Birthmark and skin cancer screening
The recognition of a malignant process that begins in the pigment-producing cells of the skin, known as melanoma, and non-melanoma skin cancer is the task of a specialist clinician. Pigment containing birthmarks on the body can often develop into melanoma and therefore their regular monitoring may contribute to the early recognition of the most malignant of skin cancers. Of the non-melanoma skin cancers appearing on areas exposed to sunlight, the basalioma never generates metastasis, but destroys the surrounding area, and therefore should be removed as urgently as possible. Squamous cell carcinoma of the skin (spinalioma) can also be treated with surgery, but its early recognition is fundamental in order to prevent subsequent complications.

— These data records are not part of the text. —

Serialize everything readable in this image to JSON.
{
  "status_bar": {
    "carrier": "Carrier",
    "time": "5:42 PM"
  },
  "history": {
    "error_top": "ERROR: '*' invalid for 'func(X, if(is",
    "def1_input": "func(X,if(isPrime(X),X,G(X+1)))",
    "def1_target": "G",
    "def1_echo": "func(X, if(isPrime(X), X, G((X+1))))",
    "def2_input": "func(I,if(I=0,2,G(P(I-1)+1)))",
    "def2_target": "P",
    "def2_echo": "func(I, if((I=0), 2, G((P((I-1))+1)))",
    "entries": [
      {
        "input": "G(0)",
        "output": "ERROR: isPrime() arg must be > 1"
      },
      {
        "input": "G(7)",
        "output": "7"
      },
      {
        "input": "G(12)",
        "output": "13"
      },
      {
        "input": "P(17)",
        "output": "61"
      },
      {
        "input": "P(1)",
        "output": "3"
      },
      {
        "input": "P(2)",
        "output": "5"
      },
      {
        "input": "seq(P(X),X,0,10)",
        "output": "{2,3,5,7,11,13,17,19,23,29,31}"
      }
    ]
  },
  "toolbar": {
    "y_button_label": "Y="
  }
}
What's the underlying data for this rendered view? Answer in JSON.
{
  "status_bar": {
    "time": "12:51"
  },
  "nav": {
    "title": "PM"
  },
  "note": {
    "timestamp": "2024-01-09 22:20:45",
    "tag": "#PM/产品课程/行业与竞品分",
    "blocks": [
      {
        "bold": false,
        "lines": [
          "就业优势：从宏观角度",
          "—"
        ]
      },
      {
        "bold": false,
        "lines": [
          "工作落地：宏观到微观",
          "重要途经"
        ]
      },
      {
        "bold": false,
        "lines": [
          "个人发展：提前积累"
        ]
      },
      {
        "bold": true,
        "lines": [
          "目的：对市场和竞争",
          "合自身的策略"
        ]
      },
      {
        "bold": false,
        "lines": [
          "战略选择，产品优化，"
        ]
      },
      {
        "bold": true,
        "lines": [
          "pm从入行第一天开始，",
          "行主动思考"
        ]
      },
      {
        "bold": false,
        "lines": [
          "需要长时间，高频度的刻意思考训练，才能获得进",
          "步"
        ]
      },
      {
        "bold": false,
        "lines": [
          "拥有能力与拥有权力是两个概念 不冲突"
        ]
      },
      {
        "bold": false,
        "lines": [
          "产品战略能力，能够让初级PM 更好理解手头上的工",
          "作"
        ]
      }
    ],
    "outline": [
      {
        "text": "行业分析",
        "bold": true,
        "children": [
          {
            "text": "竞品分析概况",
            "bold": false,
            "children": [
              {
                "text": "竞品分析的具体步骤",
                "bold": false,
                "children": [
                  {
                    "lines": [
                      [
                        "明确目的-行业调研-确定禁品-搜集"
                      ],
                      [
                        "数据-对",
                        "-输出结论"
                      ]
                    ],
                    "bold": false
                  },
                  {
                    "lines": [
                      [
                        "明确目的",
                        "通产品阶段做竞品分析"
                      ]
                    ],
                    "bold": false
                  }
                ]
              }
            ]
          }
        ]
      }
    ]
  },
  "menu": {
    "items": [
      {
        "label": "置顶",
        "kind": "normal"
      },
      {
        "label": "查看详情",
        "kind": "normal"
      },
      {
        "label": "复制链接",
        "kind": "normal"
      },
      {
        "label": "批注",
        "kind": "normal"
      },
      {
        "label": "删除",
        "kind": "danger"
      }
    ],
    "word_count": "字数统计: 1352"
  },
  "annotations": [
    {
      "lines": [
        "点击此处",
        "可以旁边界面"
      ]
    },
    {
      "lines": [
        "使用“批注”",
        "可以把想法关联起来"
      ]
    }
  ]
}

In the course of birthmark screening, we examine the total skin surface: in addition to the body and the limbs, special attention must be paid to the examination of the palms and soles, the scalp and other covered areas (armpits and genitals). We prepare photo documentation of each suspicious birthmark (using a Heine Delta 20 Plus polarised dermatoscope and Nikon D80 mirror reflex camera). The photos are stored on a server and will be compared to the actual condition during any subsequent birthmark examination. If required, we also perform operations using local anaesthetics. Biopsy is also prepared in each case and the histological results are issued in writing within one week.
Should you wish to regularly check your birthmarks at home, the ABCD rules will prove to be very useful. We provide an extended set of ABCD rules containing easily memorisable factors from A to I.
Do not hesitate to show your birthmark to a dermatologist urgently, if
A (asymmetry) – becomes asymmetric
B (border) – its borders and borderlines are fading or small extensions appear that grow towards the main body of your birthmark
C (colour) – the colour of your birthmark changes (becomes darker or whiter)
D (diameter) – begins to grow and its diameter increases
E (elevation) – your previously flat birthmark elevates
E (evolving) – your birthmark is developing or reducing
F (form) – the birthmark changes its shape
G (growing) – your birthmark is growing continually
H (haemorrhage)- your birthmark is bleeding
I (itching) – your birthmark itches either occasionally or constantly